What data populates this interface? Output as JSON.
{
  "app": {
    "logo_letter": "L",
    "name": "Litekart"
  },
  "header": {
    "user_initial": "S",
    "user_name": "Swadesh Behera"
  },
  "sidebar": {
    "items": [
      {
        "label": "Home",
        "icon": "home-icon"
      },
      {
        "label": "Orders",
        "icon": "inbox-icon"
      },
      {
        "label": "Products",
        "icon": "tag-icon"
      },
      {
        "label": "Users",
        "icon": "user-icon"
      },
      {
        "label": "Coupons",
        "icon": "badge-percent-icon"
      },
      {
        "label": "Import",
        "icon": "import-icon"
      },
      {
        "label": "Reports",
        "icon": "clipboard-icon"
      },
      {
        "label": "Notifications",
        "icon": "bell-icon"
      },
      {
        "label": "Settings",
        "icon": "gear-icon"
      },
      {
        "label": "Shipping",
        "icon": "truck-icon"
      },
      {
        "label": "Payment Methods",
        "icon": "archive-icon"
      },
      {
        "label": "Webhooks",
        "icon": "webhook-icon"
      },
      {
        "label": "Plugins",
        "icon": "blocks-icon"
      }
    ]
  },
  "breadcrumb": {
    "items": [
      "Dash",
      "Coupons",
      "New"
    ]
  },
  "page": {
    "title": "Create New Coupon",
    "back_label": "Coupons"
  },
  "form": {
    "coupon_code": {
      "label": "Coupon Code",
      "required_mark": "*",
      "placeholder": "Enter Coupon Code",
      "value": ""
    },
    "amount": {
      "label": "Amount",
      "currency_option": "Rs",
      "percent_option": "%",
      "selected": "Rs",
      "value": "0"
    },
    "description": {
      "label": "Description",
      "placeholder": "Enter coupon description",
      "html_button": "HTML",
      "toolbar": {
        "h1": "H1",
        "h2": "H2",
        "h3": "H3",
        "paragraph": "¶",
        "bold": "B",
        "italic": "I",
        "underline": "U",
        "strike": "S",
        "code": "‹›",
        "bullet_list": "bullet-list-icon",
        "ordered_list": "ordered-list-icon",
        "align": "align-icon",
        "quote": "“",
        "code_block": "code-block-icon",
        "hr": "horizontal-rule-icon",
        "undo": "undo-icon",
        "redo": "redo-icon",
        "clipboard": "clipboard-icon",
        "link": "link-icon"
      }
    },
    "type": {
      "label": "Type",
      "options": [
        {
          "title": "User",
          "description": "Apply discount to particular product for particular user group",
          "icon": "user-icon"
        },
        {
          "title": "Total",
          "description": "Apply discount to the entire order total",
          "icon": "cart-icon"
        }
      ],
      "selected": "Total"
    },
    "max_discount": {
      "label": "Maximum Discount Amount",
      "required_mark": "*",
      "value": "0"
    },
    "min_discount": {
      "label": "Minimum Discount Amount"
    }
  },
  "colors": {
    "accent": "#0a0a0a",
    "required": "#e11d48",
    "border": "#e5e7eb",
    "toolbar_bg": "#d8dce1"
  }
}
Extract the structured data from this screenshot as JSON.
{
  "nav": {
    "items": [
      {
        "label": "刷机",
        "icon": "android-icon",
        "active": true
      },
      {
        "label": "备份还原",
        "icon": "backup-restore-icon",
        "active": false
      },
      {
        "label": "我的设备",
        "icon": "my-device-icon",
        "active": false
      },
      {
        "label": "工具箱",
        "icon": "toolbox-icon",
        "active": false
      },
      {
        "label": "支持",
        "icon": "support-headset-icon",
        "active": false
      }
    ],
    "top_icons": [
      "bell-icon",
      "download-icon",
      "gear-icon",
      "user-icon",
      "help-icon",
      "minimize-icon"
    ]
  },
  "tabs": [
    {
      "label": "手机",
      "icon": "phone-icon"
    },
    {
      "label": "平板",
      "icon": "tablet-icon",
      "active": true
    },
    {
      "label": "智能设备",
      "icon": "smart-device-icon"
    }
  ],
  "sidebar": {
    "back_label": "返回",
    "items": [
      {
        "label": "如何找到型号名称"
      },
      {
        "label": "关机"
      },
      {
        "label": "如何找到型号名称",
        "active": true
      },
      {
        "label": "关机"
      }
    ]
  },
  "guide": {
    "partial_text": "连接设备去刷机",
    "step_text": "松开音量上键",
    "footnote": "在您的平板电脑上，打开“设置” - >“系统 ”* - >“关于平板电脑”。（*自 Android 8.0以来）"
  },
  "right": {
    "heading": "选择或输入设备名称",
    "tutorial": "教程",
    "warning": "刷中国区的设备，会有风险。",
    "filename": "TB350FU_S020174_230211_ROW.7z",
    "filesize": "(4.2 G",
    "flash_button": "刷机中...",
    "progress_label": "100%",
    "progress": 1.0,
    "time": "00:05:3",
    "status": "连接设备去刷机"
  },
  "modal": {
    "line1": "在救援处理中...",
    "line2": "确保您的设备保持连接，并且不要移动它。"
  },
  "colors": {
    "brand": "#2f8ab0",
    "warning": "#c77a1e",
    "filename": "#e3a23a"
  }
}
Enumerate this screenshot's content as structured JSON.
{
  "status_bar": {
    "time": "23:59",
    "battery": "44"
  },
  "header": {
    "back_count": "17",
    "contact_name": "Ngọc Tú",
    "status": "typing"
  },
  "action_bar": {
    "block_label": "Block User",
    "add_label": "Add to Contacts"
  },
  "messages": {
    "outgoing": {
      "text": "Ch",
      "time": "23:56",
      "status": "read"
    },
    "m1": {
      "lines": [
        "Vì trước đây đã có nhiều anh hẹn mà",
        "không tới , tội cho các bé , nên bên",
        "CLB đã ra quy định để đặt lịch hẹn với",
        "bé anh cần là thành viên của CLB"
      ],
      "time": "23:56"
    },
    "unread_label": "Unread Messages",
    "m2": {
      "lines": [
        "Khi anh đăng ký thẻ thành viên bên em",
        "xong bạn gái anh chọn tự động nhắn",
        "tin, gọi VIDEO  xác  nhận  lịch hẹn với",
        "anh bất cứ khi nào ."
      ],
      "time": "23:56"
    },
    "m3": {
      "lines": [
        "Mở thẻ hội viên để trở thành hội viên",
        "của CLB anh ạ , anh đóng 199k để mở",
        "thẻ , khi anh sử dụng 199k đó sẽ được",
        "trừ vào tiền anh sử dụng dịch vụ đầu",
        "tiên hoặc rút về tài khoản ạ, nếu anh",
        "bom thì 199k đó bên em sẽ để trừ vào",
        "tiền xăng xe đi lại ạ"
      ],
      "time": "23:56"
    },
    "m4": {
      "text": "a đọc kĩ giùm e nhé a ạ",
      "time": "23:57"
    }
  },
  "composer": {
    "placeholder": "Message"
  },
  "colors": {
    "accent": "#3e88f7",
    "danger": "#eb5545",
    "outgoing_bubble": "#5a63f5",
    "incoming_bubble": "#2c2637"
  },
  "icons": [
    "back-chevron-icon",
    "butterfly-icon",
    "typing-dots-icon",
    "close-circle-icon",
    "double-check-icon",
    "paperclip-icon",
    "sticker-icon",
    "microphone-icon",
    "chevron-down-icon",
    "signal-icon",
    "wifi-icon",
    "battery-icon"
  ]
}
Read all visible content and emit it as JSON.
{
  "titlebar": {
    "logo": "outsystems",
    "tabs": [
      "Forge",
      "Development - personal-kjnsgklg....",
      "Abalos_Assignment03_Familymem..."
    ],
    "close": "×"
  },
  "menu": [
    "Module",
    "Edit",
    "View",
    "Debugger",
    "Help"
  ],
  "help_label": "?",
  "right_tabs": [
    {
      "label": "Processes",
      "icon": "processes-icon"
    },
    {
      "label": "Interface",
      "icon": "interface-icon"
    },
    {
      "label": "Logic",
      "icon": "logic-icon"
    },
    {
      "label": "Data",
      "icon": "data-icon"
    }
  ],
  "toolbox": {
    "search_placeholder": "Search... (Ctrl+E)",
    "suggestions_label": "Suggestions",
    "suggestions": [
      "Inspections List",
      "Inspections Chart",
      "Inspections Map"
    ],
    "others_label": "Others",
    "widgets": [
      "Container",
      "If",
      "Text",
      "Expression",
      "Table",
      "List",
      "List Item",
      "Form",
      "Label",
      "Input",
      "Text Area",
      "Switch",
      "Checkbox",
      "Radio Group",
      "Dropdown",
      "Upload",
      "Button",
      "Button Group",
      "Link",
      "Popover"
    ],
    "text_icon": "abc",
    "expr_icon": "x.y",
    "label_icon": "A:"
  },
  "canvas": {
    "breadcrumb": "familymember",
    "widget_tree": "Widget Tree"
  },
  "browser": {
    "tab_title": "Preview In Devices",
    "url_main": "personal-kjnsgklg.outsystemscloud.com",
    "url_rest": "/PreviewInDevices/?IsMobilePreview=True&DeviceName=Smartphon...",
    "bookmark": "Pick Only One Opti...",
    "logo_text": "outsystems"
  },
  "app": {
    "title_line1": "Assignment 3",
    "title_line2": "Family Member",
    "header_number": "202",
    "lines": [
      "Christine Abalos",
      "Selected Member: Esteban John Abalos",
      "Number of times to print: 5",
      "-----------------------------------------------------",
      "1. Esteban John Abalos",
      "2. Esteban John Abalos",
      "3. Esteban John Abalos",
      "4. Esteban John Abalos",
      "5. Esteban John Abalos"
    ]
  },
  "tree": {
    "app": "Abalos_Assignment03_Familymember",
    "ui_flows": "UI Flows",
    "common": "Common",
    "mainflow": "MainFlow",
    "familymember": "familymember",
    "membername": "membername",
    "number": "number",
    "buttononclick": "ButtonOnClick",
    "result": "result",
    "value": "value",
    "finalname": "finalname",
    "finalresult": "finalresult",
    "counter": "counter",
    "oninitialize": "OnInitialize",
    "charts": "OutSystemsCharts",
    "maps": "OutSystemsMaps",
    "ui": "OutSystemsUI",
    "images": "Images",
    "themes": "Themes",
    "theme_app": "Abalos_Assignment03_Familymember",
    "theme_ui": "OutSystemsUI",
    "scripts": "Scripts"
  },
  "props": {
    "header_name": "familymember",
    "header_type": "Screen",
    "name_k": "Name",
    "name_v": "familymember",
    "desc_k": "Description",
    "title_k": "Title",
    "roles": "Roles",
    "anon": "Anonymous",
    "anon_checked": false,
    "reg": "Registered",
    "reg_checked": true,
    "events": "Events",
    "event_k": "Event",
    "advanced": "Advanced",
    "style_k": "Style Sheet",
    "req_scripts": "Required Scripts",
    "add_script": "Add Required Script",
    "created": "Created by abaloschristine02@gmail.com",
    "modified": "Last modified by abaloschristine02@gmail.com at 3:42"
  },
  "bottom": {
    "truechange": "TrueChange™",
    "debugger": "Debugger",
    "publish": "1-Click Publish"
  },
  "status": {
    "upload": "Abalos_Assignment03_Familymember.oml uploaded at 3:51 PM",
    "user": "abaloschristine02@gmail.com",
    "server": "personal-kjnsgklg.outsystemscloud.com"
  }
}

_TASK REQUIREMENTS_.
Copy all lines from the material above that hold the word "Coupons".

_RESULT OF THE TASK_.
        "label": "Coupons",
      "Coupons",
    "back_label": "Coupons"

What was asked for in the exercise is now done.